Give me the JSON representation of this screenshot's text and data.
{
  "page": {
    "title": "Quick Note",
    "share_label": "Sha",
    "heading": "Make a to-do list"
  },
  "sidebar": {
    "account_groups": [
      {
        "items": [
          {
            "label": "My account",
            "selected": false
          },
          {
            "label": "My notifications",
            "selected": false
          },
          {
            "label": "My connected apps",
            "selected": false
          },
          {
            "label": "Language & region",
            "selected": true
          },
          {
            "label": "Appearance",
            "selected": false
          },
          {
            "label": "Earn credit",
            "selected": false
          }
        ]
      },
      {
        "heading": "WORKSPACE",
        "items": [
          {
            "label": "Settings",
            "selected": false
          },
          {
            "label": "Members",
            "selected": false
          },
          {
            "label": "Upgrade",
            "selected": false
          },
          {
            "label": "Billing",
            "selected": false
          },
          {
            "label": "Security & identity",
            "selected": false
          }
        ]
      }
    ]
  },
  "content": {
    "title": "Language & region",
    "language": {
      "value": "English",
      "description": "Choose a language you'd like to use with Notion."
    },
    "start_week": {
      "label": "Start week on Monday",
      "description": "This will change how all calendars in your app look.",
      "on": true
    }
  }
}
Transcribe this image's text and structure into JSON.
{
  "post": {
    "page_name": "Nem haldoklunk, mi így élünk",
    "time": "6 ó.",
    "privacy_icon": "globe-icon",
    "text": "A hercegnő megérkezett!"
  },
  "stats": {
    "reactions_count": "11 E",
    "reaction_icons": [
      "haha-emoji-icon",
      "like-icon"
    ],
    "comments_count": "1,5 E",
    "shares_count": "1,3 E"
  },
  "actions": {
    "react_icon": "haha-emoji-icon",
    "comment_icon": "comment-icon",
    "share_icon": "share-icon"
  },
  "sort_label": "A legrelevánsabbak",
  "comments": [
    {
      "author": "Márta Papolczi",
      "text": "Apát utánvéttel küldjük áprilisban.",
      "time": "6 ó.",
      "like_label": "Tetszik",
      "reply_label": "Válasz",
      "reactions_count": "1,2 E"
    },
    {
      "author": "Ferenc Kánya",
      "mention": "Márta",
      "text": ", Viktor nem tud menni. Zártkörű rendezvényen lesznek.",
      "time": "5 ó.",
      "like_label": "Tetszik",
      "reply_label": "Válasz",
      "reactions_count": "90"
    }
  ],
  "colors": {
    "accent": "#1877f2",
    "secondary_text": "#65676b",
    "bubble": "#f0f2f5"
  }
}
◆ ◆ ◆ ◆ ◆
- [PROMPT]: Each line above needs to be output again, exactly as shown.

- [YOUR SOLUTION]:
Give me the JSON representation of this screenshot's text and data.
{
  "page": {
    "title": "Quick Note",
    "share_label": "Sha",
    "heading": "Make a to-do list"
  },
  "sidebar": {
    "account_groups": [
      {
        "items": [
          {
            "label": "My account",
            "selected": false
          },
          {
            "label": "My notifications",
            "selected": false
          },
          {
            "label": "My connected apps",
            "selected": false
          },
          {
            "label": "Language & region",
            "selected": true
          },
          {
            "label": "Appearance",
            "selected": false
          },
          {
            "label": "Earn credit",
            "selected": false
          }
        ]
      },
      {
        "heading": "WORKSPACE",
        "items": [
          {
            "label": "Settings",
            "selected": false
          },
          {
            "label": "Members",
            "selected": false
          },
          {
            "label": "Upgrade",
            "selected": false
          },
          {
            "label": "Billing",
            "selected": false
          },
          {
            "label": "Security & identity",
            "selected": false
          }
        ]
      }
    ]
  },
  "content": {
    "title": "Language & region",
    "language": {
      "value": "English",
      "description": "Choose a language you'd like to use with Notion."
    },
    "start_week": {
      "label": "Start week on Monday",
      "description": "This will change how all calendars in your app look.",
      "on": true
    }
  }
}
Transcribe this image's text and structure into JSON.
{
  "post": {
    "page_name": "Nem haldoklunk, mi így élünk",
    "time": "6 ó.",
    "privacy_icon": "globe-icon",
    "text": "A hercegnő megérkezett!"
  },
  "stats": {
    "reactions_count": "11 E",
    "reaction_icons": [
      "haha-emoji-icon",
      "like-icon"
    ],
    "comments_count": "1,5 E",
    "shares_count": "1,3 E"
  },
  "actions": {
    "react_icon": "haha-emoji-icon",
    "comment_icon": "comment-icon",
    "share_icon": "share-icon"
  },
  "sort_label": "A legrelevánsabbak",
  "comments": [
    {
      "author": "Márta Papolczi",
      "text": "Apát utánvéttel küldjük áprilisban.",
      "time": "6 ó.",
      "like_label": "Tetszik",
      "reply_label": "Válasz",
      "reactions_count": "1,2 E"
    },
    {
      "author": "Ferenc Kánya",
      "mention": "Márta",
      "text": ", Viktor nem tud menni. Zártkörű rendezvényen lesznek.",
      "time": "5 ó.",
      "like_label": "Tetszik",
      "reply_label": "Válasz",
      "reactions_count": "90"
    }
  ],
  "colors": {
    "accent": "#1877f2",
    "secondary_text": "#65676b",
    "bubble": "#f0f2f5"
  }
}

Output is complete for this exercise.